Should a person with health problems be forcing himself to make bows?
It is hardly prayer that a person thinks of when he is trying to catch his breath and overcome dizziness after performing another set of bows. Rather, his thoughts are about not breaking the silence, or not falling over. This is why saints teach to replace bows with the Jesus prayer. In doing so, we replace one ascetic exercise with another, in order to humble ourselves and feel reverence and veneration towards the Lord. This is the focus point of all such practices.
Venerable Macarius of Optina writes that it is not the kneeling that will be accounted for at the Last Judgement, but our humility, patience and the love that we show one another. We often fail to understand that fasting, bowing, and vigilance are not the end, but only the means. A Christian seeks to do a certain number of bows, not to lose weight, but to humble himself before God. Making bows in the morning may help a person greet his relatives with joy rather than anger.
Sometimes it happens that performing bows does not bring a person to humility, while someone else succeeds at humbling himself without bowing. Which of them is closer to God? The answer is obvious. We read it in the Bible during the Week of the Publican and the Pharisee preceding the great Lent. The publican left more justified than the Pharisee. He did not kneel, but prayed tearfully. So, is not our position during prayer that matters most, but its essence. Let us remember therefore that bows are needed as one of the means to help us enter a spiritual state, which leads us to humility before God.
Why Are There So Many Bows during Lent?

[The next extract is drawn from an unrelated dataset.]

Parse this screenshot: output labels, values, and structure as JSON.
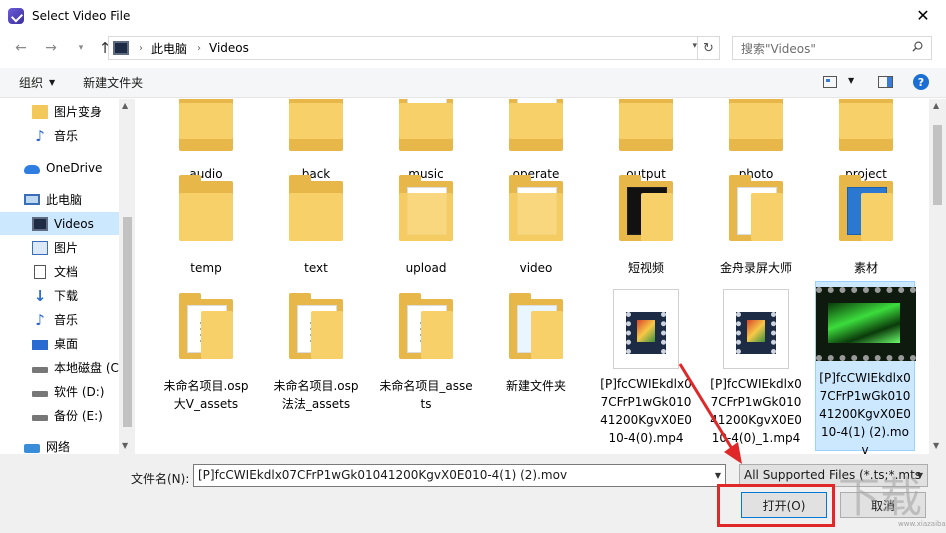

First, there are more services during Lent than during ordinary times. Second, people usually go to church on Sundays, the day when full earth-low bows are less common. If we observed how bowing is performed during weekday services we would notice that it is in fact distributed rather evenly throughout the liturgical year, and the changes related to Lent are not sudden.
Great Lent is a special time for Christians. The physical means that we use during this time to summon our spiritual strength can be compared to the way athletes intensify training before competitions. Athletes leave their homes and devote all their time to training while we also resort to practices that, if used correctly, stimulate our spiritual growth.
Does Christ Count our Bows?
One way or another, the number of bows should not alienate Christians from worship. It is Christ who brings us to church through His love, mercy and forgiveness. Christ knows our weaknesses. He is kind and will not count the number of our bows, but He will look at the condition of our heart. He sees our attitude towards people after we leave the temple humbled or irritated. The main thing that we need to learn is the goal of our spiritual path towards Christ, which ultimately consists in deification. “Be imitators of me, as I am of Christ.” says the apostle (1 Cor. 11: 1). This means that we need to become kind, compassionate, forgiving, long-suffering, merciful, not irritable or self-seeking. Bows are very helpful in achieving these goals.
Outside the Temple
I would like to draw your attention to one more important point. We often see small churches so filled with people during lenten services that it is difficult to literally raise a hand there, let alone bowing down. In this case bows can be performed at home, as well as before or after service. There is nothing wrong with that. Church singers are also allowed not to bow, because bowing may interfere with their breathing and make it difficult for them to keep the required rhythm and tempo of singing. A weak or disabled person can use a chair or some other piece of furniture to kneel down at home. There may not be such things in the temple, and this is another reason to bow at home. I repeat, there is nothing sinful in this. The Lord sees everything. There is also no need to perform bows, venerate icons and make the sign of the cross exaggeratedly and beyond measure. Divine service is the time for us to praise the Lord with one mouth and one heart, and not bow down whenever we please. There should be decency in everything.
Don’t be embarrassed if you can’t bow down. Try to remember that there are other ways to humble yourself before God. The tax collector found this way in the ability to consider himself the first sinner. The Lord, knowing our weaknesses, will always give us an opportunity to humble ourselves. Try to keep peace in everything, not to be irritated, not to offend. If you do kneel down, do not condemn those who do not. We are all different, but we are all united by our church and our Christ. The main thing is to humble ourselves and not be exalted. If we succeed in that, we will always be with the Lord.
Translated by The Catalogue of Good Deeds